=== INPUT RECORDS ===
===

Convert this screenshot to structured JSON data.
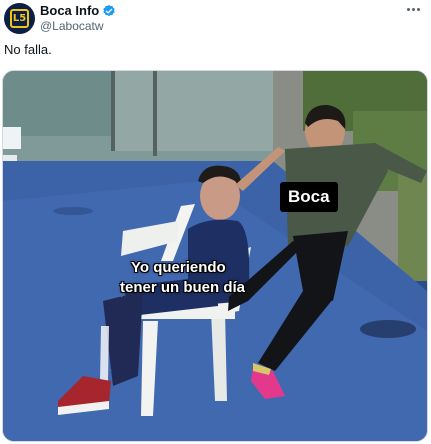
{
  "author": {
    "display_name": "Boca Info",
    "handle": "@Labocatw",
    "avatar_icon": "boca-info-logo-icon",
    "verified_icon": "verified-badge-icon",
    "verified_color": "#1d9bf0"
  },
  "more_icon": "more-options-icon",
  "tweet": {
    "text": "No falla."
  },
  "media": {
    "label_kicker": "Boca",
    "label_sitter_line1": "Yo queriendo",
    "label_sitter_line2": "tener un buen día"
  },
  "colors": {
    "text_primary": "#0f1419",
    "text_secondary": "#536471",
    "avatar_bg": "#0c1f44",
    "avatar_accent": "#f2c318"
  }
}
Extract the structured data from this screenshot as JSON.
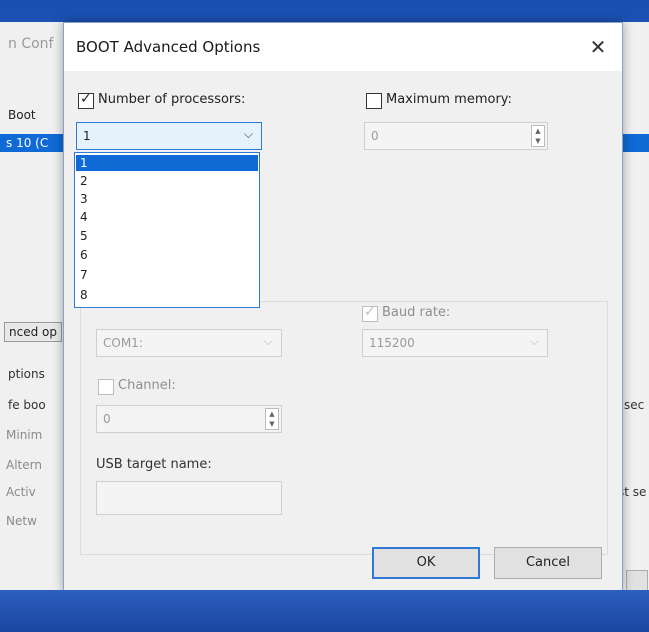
{
  "background_window": {
    "title": "n Conf",
    "tab": "Boot",
    "selected_entry": "s 10 (C",
    "advanced_button": "nced op",
    "options_label": "ptions",
    "safe_boot": "fe boo",
    "radio_minimal": "Minim",
    "radio_alternate": "Altern",
    "radio_active": "Activ",
    "radio_network": "Netw",
    "right_text_1": "sec",
    "right_text_2": "st se"
  },
  "dialog": {
    "title": "BOOT Advanced Options",
    "close_glyph": "✕",
    "num_processors": {
      "label": "Number of processors:",
      "checked": true,
      "value": "1"
    },
    "max_memory": {
      "label": "Maximum memory:",
      "checked": false,
      "value": "0"
    },
    "dropdown_options": [
      "1",
      "2",
      "3",
      "4",
      "5",
      "6",
      "7",
      "8"
    ],
    "debug_port": {
      "value": "COM1:"
    },
    "baud_rate": {
      "label": "Baud rate:",
      "checked": true,
      "value": "115200"
    },
    "channel": {
      "label": "Channel:",
      "checked": false,
      "value": "0"
    },
    "usb_target": {
      "label": "USB target name:",
      "value": ""
    },
    "ok_label": "OK",
    "cancel_label": "Cancel"
  },
  "icons": {
    "chevron": "⌵",
    "spin_up": "▲",
    "spin_down": "▼"
  },
  "colors": {
    "accent": "#0f6ad6",
    "focus_border": "#2e7ad6"
  }
}
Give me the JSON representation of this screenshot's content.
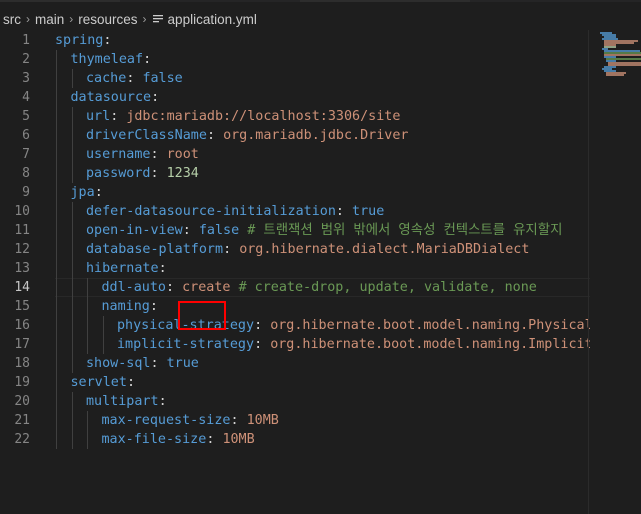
{
  "breadcrumb": {
    "items": [
      "src",
      "main",
      "resources"
    ],
    "file": "application.yml"
  },
  "editor": {
    "active_line": 14,
    "lines": [
      {
        "no": "1",
        "tokens": [
          {
            "t": "k",
            "v": "spring"
          },
          {
            "t": "p",
            "v": ":"
          }
        ]
      },
      {
        "no": "2",
        "tokens": [
          {
            "t": "k",
            "v": "thymeleaf"
          },
          {
            "t": "p",
            "v": ":"
          }
        ]
      },
      {
        "no": "3",
        "tokens": [
          {
            "t": "k",
            "v": "cache"
          },
          {
            "t": "p",
            "v": ": "
          },
          {
            "t": "k",
            "v": "false"
          }
        ]
      },
      {
        "no": "4",
        "tokens": [
          {
            "t": "k",
            "v": "datasource"
          },
          {
            "t": "p",
            "v": ":"
          }
        ]
      },
      {
        "no": "5",
        "tokens": [
          {
            "t": "k",
            "v": "url"
          },
          {
            "t": "p",
            "v": ": "
          },
          {
            "t": "s",
            "v": "jdbc:mariadb://localhost:3306/site"
          }
        ]
      },
      {
        "no": "6",
        "tokens": [
          {
            "t": "k",
            "v": "driverClassName"
          },
          {
            "t": "p",
            "v": ": "
          },
          {
            "t": "s",
            "v": "org.mariadb.jdbc.Driver"
          }
        ]
      },
      {
        "no": "7",
        "tokens": [
          {
            "t": "k",
            "v": "username"
          },
          {
            "t": "p",
            "v": ": "
          },
          {
            "t": "s",
            "v": "root"
          }
        ]
      },
      {
        "no": "8",
        "tokens": [
          {
            "t": "k",
            "v": "password"
          },
          {
            "t": "p",
            "v": ": "
          },
          {
            "t": "n",
            "v": "1234"
          }
        ]
      },
      {
        "no": "9",
        "tokens": [
          {
            "t": "k",
            "v": "jpa"
          },
          {
            "t": "p",
            "v": ":"
          }
        ]
      },
      {
        "no": "10",
        "tokens": [
          {
            "t": "k",
            "v": "defer-datasource-initialization"
          },
          {
            "t": "p",
            "v": ": "
          },
          {
            "t": "k",
            "v": "true"
          }
        ]
      },
      {
        "no": "11",
        "tokens": [
          {
            "t": "k",
            "v": "open-in-view"
          },
          {
            "t": "p",
            "v": ": "
          },
          {
            "t": "k",
            "v": "false"
          },
          {
            "t": "p",
            "v": " "
          },
          {
            "t": "c",
            "v": "# 트랜잭션 범위 밖에서 영속성 컨텍스트를 유지할지"
          }
        ]
      },
      {
        "no": "12",
        "tokens": [
          {
            "t": "k",
            "v": "database-platform"
          },
          {
            "t": "p",
            "v": ": "
          },
          {
            "t": "s",
            "v": "org.hibernate.dialect.MariaDBDialect"
          }
        ]
      },
      {
        "no": "13",
        "tokens": [
          {
            "t": "k",
            "v": "hibernate"
          },
          {
            "t": "p",
            "v": ":"
          }
        ]
      },
      {
        "no": "14",
        "tokens": [
          {
            "t": "k",
            "v": "ddl-auto"
          },
          {
            "t": "p",
            "v": ": "
          },
          {
            "t": "s",
            "v": "create"
          },
          {
            "t": "p",
            "v": " "
          },
          {
            "t": "c",
            "v": "# create-drop, update, validate, none"
          }
        ]
      },
      {
        "no": "15",
        "tokens": [
          {
            "t": "k",
            "v": "naming"
          },
          {
            "t": "p",
            "v": ":"
          }
        ]
      },
      {
        "no": "16",
        "tokens": [
          {
            "t": "k",
            "v": "physical-strategy"
          },
          {
            "t": "p",
            "v": ": "
          },
          {
            "t": "s",
            "v": "org.hibernate.boot.model.naming.PhysicalNam"
          }
        ]
      },
      {
        "no": "17",
        "tokens": [
          {
            "t": "k",
            "v": "implicit-strategy"
          },
          {
            "t": "p",
            "v": ": "
          },
          {
            "t": "s",
            "v": "org.hibernate.boot.model.naming.ImplicitNam"
          }
        ]
      },
      {
        "no": "18",
        "tokens": [
          {
            "t": "k",
            "v": "show-sql"
          },
          {
            "t": "p",
            "v": ": "
          },
          {
            "t": "k",
            "v": "true"
          }
        ]
      },
      {
        "no": "19",
        "tokens": [
          {
            "t": "k",
            "v": "servlet"
          },
          {
            "t": "p",
            "v": ":"
          }
        ]
      },
      {
        "no": "20",
        "tokens": [
          {
            "t": "k",
            "v": "multipart"
          },
          {
            "t": "p",
            "v": ":"
          }
        ]
      },
      {
        "no": "21",
        "tokens": [
          {
            "t": "k",
            "v": "max-request-size"
          },
          {
            "t": "p",
            "v": ": "
          },
          {
            "t": "s",
            "v": "10MB"
          }
        ]
      },
      {
        "no": "22",
        "tokens": [
          {
            "t": "k",
            "v": "max-file-size"
          },
          {
            "t": "p",
            "v": ": "
          },
          {
            "t": "s",
            "v": "10MB"
          }
        ]
      }
    ]
  },
  "colors": {
    "key": "#569cd6",
    "string": "#ce9178",
    "number": "#b5cea8",
    "comment": "#6a9955",
    "highlight_box": "#ff0000"
  }
}
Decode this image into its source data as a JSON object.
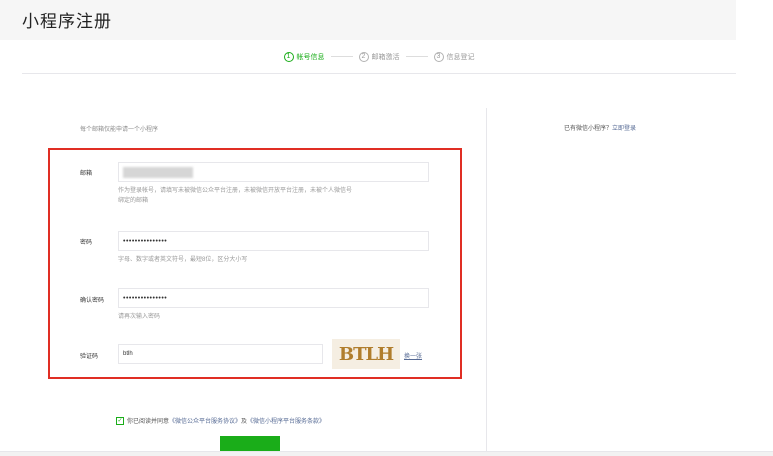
{
  "page": {
    "title": "小程序注册"
  },
  "steps": [
    {
      "num": "1",
      "label": "帐号信息",
      "active": true
    },
    {
      "num": "2",
      "label": "邮箱激活",
      "active": false
    },
    {
      "num": "3",
      "label": "信息登记",
      "active": false
    }
  ],
  "form": {
    "notice": "每个邮箱仅能申请一个小程序",
    "email": {
      "label": "邮箱",
      "hint_line1": "作为登录帐号，请填写未被微信公众平台注册，未被微信开放平台注册，未被个人微信号",
      "hint_line2": "绑定的邮箱"
    },
    "password": {
      "label": "密码",
      "value": "•••••••••••••••",
      "hint": "字母、数字或者英文符号，最短8位，区分大小写"
    },
    "confirm": {
      "label": "确认密码",
      "value": "•••••••••••••••",
      "hint": "请再次输入密码"
    },
    "captcha": {
      "label": "验证码",
      "value": "btlh",
      "image_text": "BTLH",
      "refresh": "换一张"
    },
    "agree": {
      "prefix": "你已阅读并同意",
      "link1": "《微信公众平台服务协议》",
      "middle": "及",
      "link2": "《微信小程序平台服务条款》"
    }
  },
  "side": {
    "hint": "已有微信小程序？",
    "login_link": "立即登录"
  }
}
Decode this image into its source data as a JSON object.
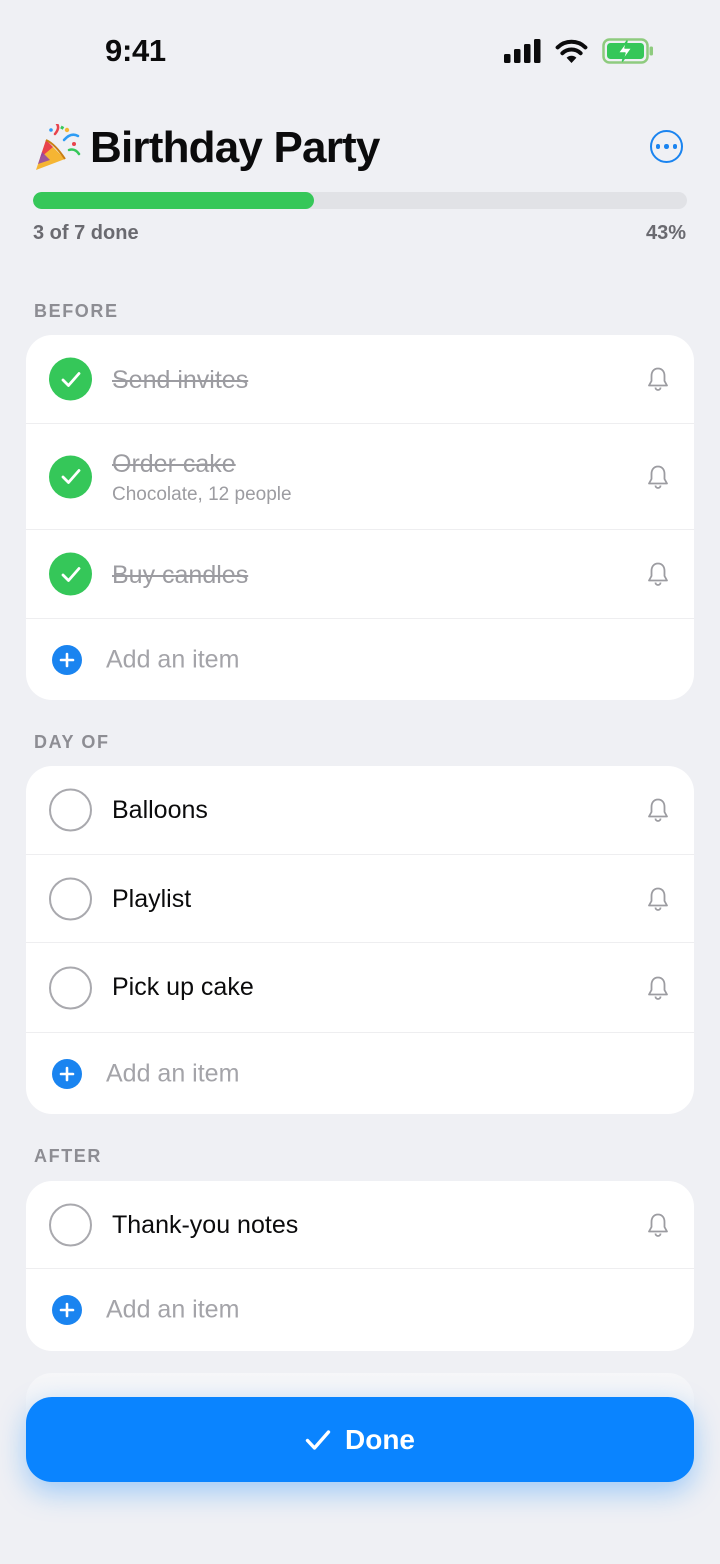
{
  "status_bar": {
    "time": "9:41"
  },
  "header": {
    "title": "Birthday Party",
    "progress_label": "3 of 7 done",
    "progress_percent_label": "43%",
    "progress_fraction": 0.43
  },
  "sections": [
    {
      "title": "BEFORE",
      "items": [
        {
          "title": "Send invites",
          "done": true
        },
        {
          "title": "Order cake",
          "subtitle": "Chocolate, 12 people",
          "done": true
        },
        {
          "title": "Buy candles",
          "done": true
        }
      ],
      "add_label": "Add an item"
    },
    {
      "title": "DAY OF",
      "items": [
        {
          "title": "Balloons",
          "done": false
        },
        {
          "title": "Playlist",
          "done": false
        },
        {
          "title": "Pick up cake",
          "done": false
        }
      ],
      "add_label": "Add an item"
    },
    {
      "title": "AFTER",
      "items": [
        {
          "title": "Thank-you notes",
          "done": false
        }
      ],
      "add_label": "Add an item"
    }
  ],
  "footer": {
    "done_label": "Done"
  },
  "colors": {
    "accent": "#0A84FF",
    "success": "#35C759",
    "background": "#EFF0F4"
  },
  "icons": [
    "party-popper-icon",
    "more-icon",
    "bell-icon",
    "checkmark-icon",
    "plus-icon",
    "signal-icon",
    "wifi-icon",
    "battery-charging-icon"
  ]
}
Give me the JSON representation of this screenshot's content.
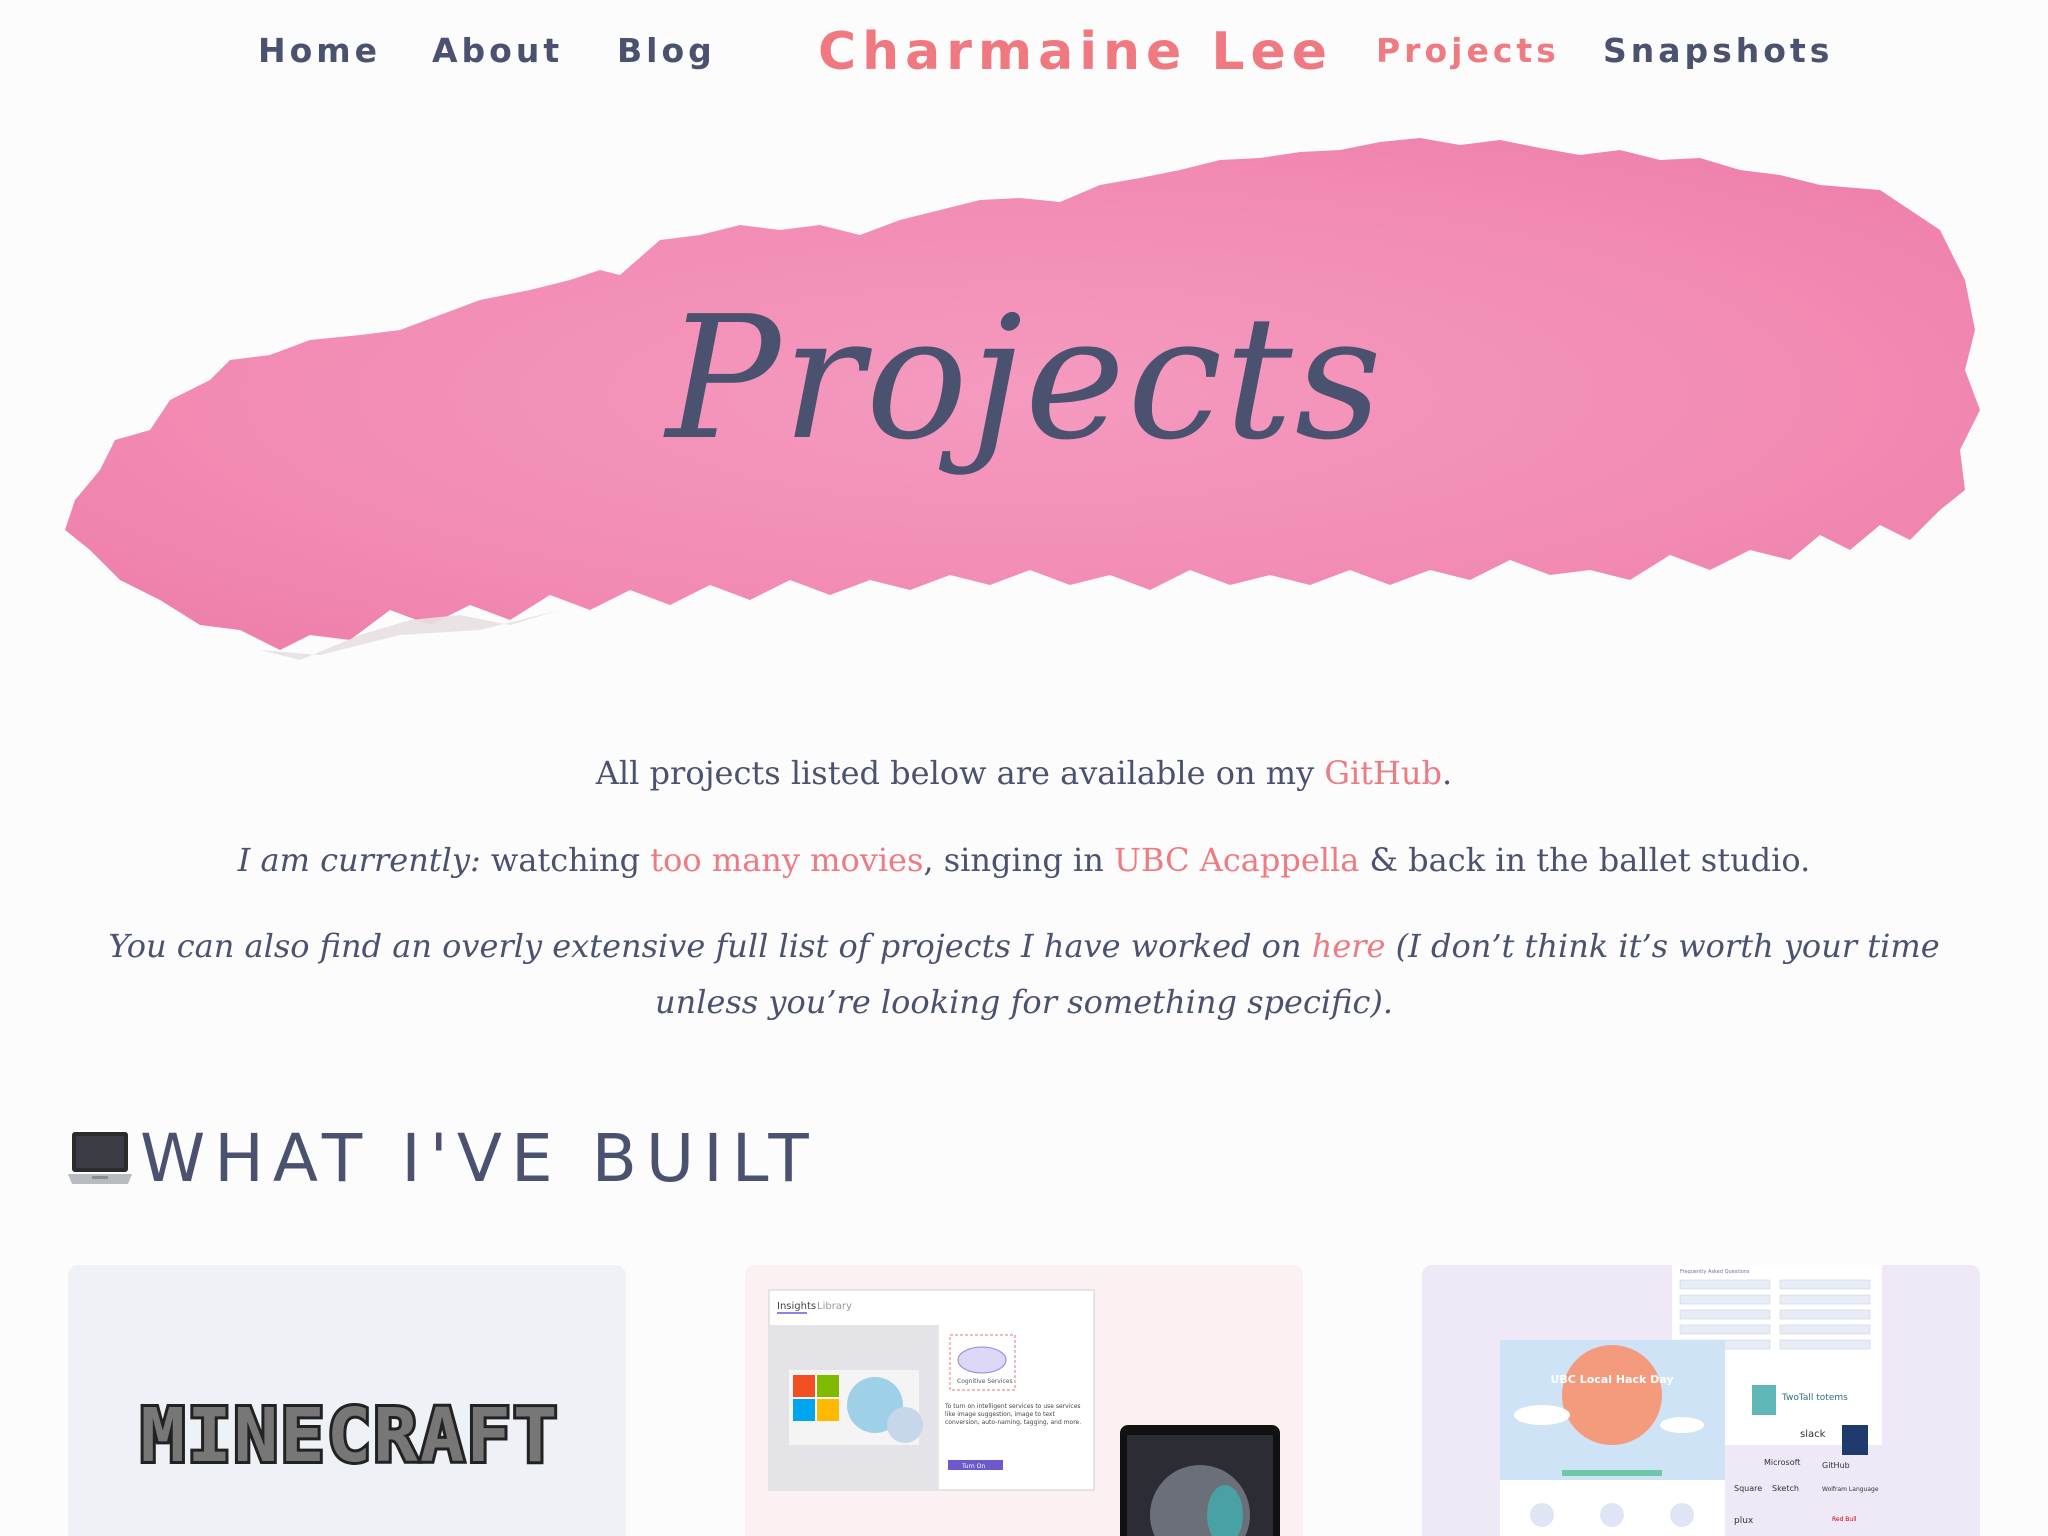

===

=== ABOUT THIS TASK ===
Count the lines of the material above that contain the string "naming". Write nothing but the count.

=== ANSWER SECTION ===
3